November 15 was an important day for the restoration, the FRA made their first official inspection and report of the locomotive. The on site inspection lasted about an hour and included an interior and exterior boiler inspection as well as running gear inspection. They were very impressed with the quality and amount of work that had been done so far and gave us the go ahead to install tubes. With the help of the FRA’s fancy inspection camera we did discover what at first glance appeared to be about an 18 inch crack in one of the firebox side sheets that we had not seen before. After a more in depth investigation it was discovered that it was actually a welded joint from an old railroad repair in which the weld had not fully penetrated, thus looking like a crack from the inside. In short, it is a relatively easy fix that our welder Robbie is already scheduled to take care of after the first of the year.
With things going well on the boiler side of the project, the photos below show the driver work is also moving along up at the Mt. Rainier Scenic RR. As of December, the #1 and 2 drivers are complete as are most fo the driver boxes while the #3 driver is scheduled to receive a new axle as soon as the material arrives at Mt. Rainier’s shops.
December 22 we were back at work in Independence. A warmer than normal December day allowed us to make good progress. After having had removed it one more time for the FRA, the throttle was once again (and hopefully for the last time) re-installed.
Perhaps the most exciting thing was that after numerous fittings and adjustments the second water glass was finally finished! This project really turned out nice. With all the machine work in fittings and valves, and acquiring the second water glass, this little project cost in total about $2000 dollars. With the completion of some other little projects such as a new steam gauge line and lapping and installing the new engineers side boiler check, we are coming down the home stretch of sealing up the boiler!

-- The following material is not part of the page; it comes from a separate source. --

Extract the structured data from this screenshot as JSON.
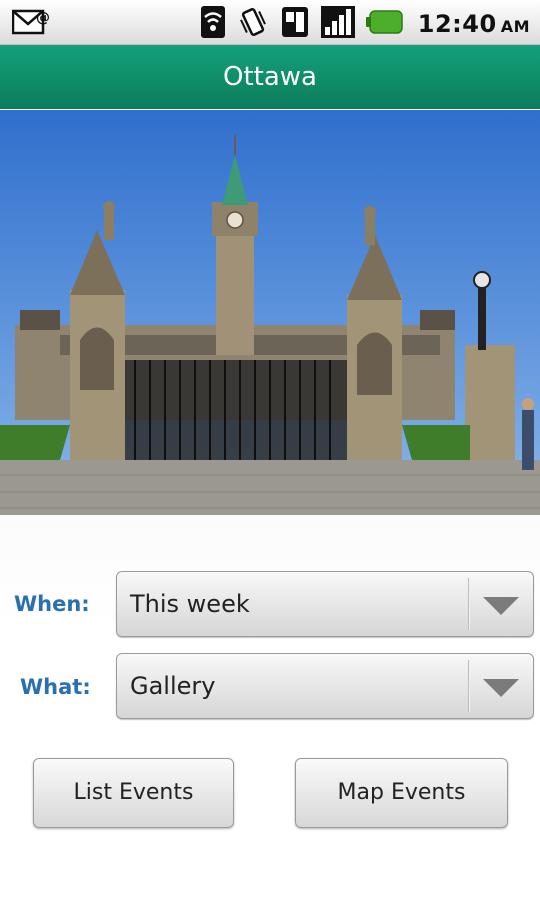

With half of us working on the smaller items, the rest worked on cutting and installing the remaining tubes. In all, about 70 tubes were cut and put in the boiler by the end of the day, which means all of the tubes are cut to length and in place! Next up is to install the copper ferrels and roll the tubes in place.
What a great 12 months of work that has occured on the #18 in 2013, THANK YOU ALL that at one time or another have come up and helped or just supported us with your donations, we couldn’t do it without you. 2014 should be even more exciting in Independence.

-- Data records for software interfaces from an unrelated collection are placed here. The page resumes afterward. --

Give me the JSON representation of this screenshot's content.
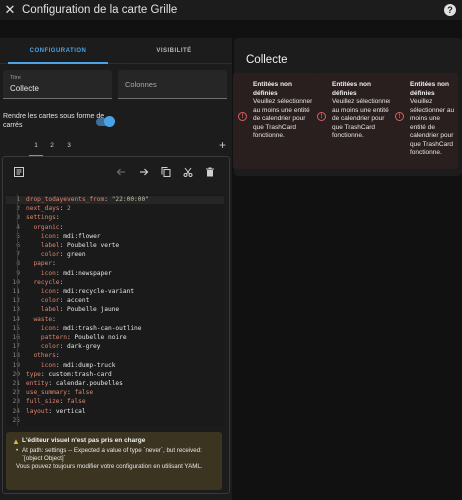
{
  "header": {
    "title": "Configuration de la carte Grille",
    "close_glyph": "✕",
    "help_glyph": "?"
  },
  "tabs": [
    {
      "label": "CONFIGURATION"
    },
    {
      "label": "VISIBILITÉ"
    }
  ],
  "fields": {
    "title": {
      "label": "Titre",
      "value": "Collecte"
    },
    "columns": {
      "placeholder": "Colonnes"
    }
  },
  "toggle": {
    "label": "Rendre les cartes sous forme de carrés",
    "checked": true
  },
  "subtabs": [
    {
      "label": "1"
    },
    {
      "label": "2"
    },
    {
      "label": "3"
    }
  ],
  "toolbar": {
    "add_glyph": "+"
  },
  "icons": [
    "code-icon",
    "undo-icon",
    "redo-icon",
    "copy-icon",
    "cut-icon",
    "delete-icon",
    "warning-icon",
    "error-icon"
  ],
  "code": [
    {
      "n": "1",
      "k": "drop_todayevents_from",
      "v": "\"22:00:00\"",
      "t": "s"
    },
    {
      "n": "2",
      "k": "next_days",
      "v": "2",
      "t": "n"
    },
    {
      "n": "3",
      "k": "settings",
      "v": ""
    },
    {
      "n": "4",
      "k": "  organic",
      "v": ""
    },
    {
      "n": "5",
      "k": "    icon",
      "v": "mdi:flower",
      "t": "v"
    },
    {
      "n": "6",
      "k": "    label",
      "v": "Poubelle verte",
      "t": "v"
    },
    {
      "n": "7",
      "k": "    color",
      "v": "green",
      "t": "v"
    },
    {
      "n": "8",
      "k": "  paper",
      "v": ""
    },
    {
      "n": "9",
      "k": "    icon",
      "v": "mdi:newspaper",
      "t": "v"
    },
    {
      "n": "10",
      "k": "  recycle",
      "v": ""
    },
    {
      "n": "11",
      "k": "    icon",
      "v": "mdi:recycle-variant",
      "t": "v"
    },
    {
      "n": "12",
      "k": "    color",
      "v": "accent",
      "t": "v"
    },
    {
      "n": "13",
      "k": "    label",
      "v": "Poubelle jaune",
      "t": "v"
    },
    {
      "n": "14",
      "k": "  waste",
      "v": ""
    },
    {
      "n": "15",
      "k": "    icon",
      "v": "mdi:trash-can-outline",
      "t": "v"
    },
    {
      "n": "16",
      "k": "    pattern",
      "v": "Poubelle noire",
      "t": "v"
    },
    {
      "n": "17",
      "k": "    color",
      "v": "dark-grey",
      "t": "v"
    },
    {
      "n": "18",
      "k": "  others",
      "v": ""
    },
    {
      "n": "19",
      "k": "    icon",
      "v": "mdi:dump-truck",
      "t": "v"
    },
    {
      "n": "20",
      "k": "type",
      "v": "custom:trash-card",
      "t": "v"
    },
    {
      "n": "21",
      "k": "entity",
      "v": "calendar.poubelles",
      "t": "v"
    },
    {
      "n": "22",
      "k": "use_summary",
      "v": "false",
      "t": "b"
    },
    {
      "n": "23",
      "k": "full_size",
      "v": "false",
      "t": "b"
    },
    {
      "n": "24",
      "k": "layout",
      "v": "vertical",
      "t": "v"
    },
    {
      "n": "25",
      "k": "",
      "v": ""
    }
  ],
  "warning": {
    "title": "L'éditeur visuel n'est pas pris en charge",
    "bullet": "At path: settings -- Expected a value of type `never`, but received: `[object Object]`",
    "footer": "Vous pouvez toujours modifier votre configuration en utilisant YAML."
  },
  "preview": {
    "title": "Collecte",
    "errors": [
      {
        "title": "Entitées non définies",
        "body": "Veuillez sélectionner au moins une entité de calendrier pour que TrashCard fonctionne."
      },
      {
        "title": "Entitées non définies",
        "body": "Veuillez sélectionner au moins une entité de calendrier pour que TrashCard fonctionne."
      },
      {
        "title": "Entitées non définies",
        "body": "Veuillez sélectionner au moins une entité de calendrier pour que TrashCard fonctionne."
      }
    ]
  },
  "colors": {
    "accent": "#4aa3e8",
    "warning": "#e0b33a",
    "error": "#d86060"
  }
}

October 26-27 was our latest work session in Independence on SP #18 and the 26th was the night of our 4th Annual Birthday BBQ fundraiser. The fundraiser was a great success, with over 170 folks in attendance from near and far for the evenings dinner and activities. We took in a total of just over $14,000.00. That included the BBQ, raffle, merchandise and membership sales as well as individual donations. That is the largest amount we have raised to date on one of our dinners. One such donation came from Sara and Bob Bauer who donated $6500 toward the purchase of the air tanks and boiler insulation. They gave the donation in memory of Chard Walker who was a long time station agent at the Summit station on Cajon pass.
As for the restoration, a significant part was started on Saturday.We began the installation of the tubes in the boiler. We installed 65 tubes (one third the total amount) and cut them to length; none of the tubes were permanently rolled into place. Once the first tube is rolled we have one year before the clock starts on the 1472 days of operation, or 15 years before they must be replaced per the FRA form 4, so we will not start rolling until the drivers are back in place.

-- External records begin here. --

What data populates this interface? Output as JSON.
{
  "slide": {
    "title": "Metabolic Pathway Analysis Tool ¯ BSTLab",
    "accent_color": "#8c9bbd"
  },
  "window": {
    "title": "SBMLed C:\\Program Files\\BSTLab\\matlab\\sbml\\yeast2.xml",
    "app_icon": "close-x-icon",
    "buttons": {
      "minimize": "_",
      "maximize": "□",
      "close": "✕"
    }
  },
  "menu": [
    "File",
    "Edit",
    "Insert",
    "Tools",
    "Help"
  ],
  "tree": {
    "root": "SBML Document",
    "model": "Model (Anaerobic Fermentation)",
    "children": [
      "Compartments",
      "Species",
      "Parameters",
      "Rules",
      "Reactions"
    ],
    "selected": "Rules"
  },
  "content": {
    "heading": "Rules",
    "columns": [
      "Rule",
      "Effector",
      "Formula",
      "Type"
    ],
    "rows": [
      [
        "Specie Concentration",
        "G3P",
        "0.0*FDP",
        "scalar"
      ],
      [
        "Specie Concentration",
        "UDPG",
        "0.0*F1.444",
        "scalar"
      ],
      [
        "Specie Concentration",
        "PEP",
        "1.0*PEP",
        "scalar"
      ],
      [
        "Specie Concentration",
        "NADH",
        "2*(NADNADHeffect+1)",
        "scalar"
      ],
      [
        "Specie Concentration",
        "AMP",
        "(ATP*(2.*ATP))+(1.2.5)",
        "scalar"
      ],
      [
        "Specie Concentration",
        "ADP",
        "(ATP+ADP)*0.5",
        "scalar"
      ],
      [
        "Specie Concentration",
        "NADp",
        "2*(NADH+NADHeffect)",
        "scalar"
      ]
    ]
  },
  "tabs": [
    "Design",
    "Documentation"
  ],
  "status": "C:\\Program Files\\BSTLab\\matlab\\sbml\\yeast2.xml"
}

Other work done included the installation of the throttle valve and linkage, now when the handle in the cab is pulled the valve in the boiler opens. Bob and Gary also worked on the water glass steam valves and made some plumbing adjustments needed to make the second water glass fit properly.
On Sunday while more tubes were being installed I did some body work on the firebox door. The door was pretty beat up and out of shape. It also had several cracks in the sheet metal. I worked the metal a bit and welded some of the cracks. There’s more work to be done but its closer. Compare it to the photo in the last post.
And mean while up in Washington, the drivers are coming along but will be slightly delayed. After completing the work on the first two drivers it was discovered that the #3 driver axle is too small and will require replacement. It has also been determined that one journal crown brass will also require replacement. All together, that means that we probably will not see the drivers completed until the first of the year and they will cost us a bit more than initially estimated. Its all just part of the process required to bring the #18 back to life!